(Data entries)
-- Opening Marker --
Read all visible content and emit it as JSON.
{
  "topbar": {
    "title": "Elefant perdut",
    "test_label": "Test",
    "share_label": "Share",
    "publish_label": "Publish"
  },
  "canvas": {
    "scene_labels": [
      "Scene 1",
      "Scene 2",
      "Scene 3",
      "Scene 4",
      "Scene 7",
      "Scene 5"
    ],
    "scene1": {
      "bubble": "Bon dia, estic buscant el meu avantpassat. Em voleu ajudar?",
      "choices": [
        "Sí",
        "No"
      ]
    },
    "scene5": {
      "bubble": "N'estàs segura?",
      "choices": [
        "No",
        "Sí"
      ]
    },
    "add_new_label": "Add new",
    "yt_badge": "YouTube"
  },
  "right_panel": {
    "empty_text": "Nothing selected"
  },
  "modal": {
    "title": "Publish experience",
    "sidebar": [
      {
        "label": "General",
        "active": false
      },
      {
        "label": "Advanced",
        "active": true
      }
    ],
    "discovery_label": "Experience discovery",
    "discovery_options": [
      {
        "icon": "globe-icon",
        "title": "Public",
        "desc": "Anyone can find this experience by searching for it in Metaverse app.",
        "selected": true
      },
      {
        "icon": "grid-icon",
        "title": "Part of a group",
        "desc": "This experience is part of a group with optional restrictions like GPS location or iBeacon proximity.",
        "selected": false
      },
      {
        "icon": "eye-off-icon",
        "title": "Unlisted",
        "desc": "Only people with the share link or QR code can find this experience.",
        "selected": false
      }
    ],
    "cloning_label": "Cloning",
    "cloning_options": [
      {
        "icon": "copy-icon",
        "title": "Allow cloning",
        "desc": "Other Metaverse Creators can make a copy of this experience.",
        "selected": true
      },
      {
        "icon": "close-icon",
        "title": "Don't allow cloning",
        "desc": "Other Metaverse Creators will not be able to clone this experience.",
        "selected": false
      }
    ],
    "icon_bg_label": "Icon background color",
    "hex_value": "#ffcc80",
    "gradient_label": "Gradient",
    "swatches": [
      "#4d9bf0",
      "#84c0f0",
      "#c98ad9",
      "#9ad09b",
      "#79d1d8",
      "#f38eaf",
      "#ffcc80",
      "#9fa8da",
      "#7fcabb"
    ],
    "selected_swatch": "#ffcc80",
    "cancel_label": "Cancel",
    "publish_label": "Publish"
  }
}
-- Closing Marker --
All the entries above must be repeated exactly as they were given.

Read all visible content and emit it as JSON.
{
  "topbar": {
    "title": "Elefant perdut",
    "test_label": "Test",
    "share_label": "Share",
    "publish_label": "Publish"
  },
  "canvas": {
    "scene_labels": [
      "Scene 1",
      "Scene 2",
      "Scene 3",
      "Scene 4",
      "Scene 7",
      "Scene 5"
    ],
    "scene1": {
      "bubble": "Bon dia, estic buscant el meu avantpassat. Em voleu ajudar?",
      "choices": [
        "Sí",
        "No"
      ]
    },
    "scene5": {
      "bubble": "N'estàs segura?",
      "choices": [
        "No",
        "Sí"
      ]
    },
    "add_new_label": "Add new",
    "yt_badge": "YouTube"
  },
  "right_panel": {
    "empty_text": "Nothing selected"
  },
  "modal": {
    "title": "Publish experience",
    "sidebar": [
      {
        "label": "General",
        "active": false
      },
      {
        "label": "Advanced",
        "active": true
      }
    ],
    "discovery_label": "Experience discovery",
    "discovery_options": [
      {
        "icon": "globe-icon",
        "title": "Public",
        "desc": "Anyone can find this experience by searching for it in Metaverse app.",
        "selected": true
      },
      {
        "icon": "grid-icon",
        "title": "Part of a group",
        "desc": "This experience is part of a group with optional restrictions like GPS location or iBeacon proximity.",
        "selected": false
      },
      {
        "icon": "eye-off-icon",
        "title": "Unlisted",
        "desc": "Only people with the share link or QR code can find this experience.",
        "selected": false
      }
    ],
    "cloning_label": "Cloning",
    "cloning_options": [
      {
        "icon": "copy-icon",
        "title": "Allow cloning",
        "desc": "Other Metaverse Creators can make a copy of this experience.",
        "selected": true
      },
      {
        "icon": "close-icon",
        "title": "Don't allow cloning",
        "desc": "Other Metaverse Creators will not be able to clone this experience.",
        "selected": false
      }
    ],
    "icon_bg_label": "Icon background color",
    "hex_value": "#ffcc80",
    "gradient_label": "Gradient",
    "swatches": [
      "#4d9bf0",
      "#84c0f0",
      "#c98ad9",
      "#9ad09b",
      "#79d1d8",
      "#f38eaf",
      "#ffcc80",
      "#9fa8da",
      "#7fcabb"
    ],
    "selected_swatch": "#ffcc80",
    "cancel_label": "Cancel",
    "publish_label": "Publish"
  }
}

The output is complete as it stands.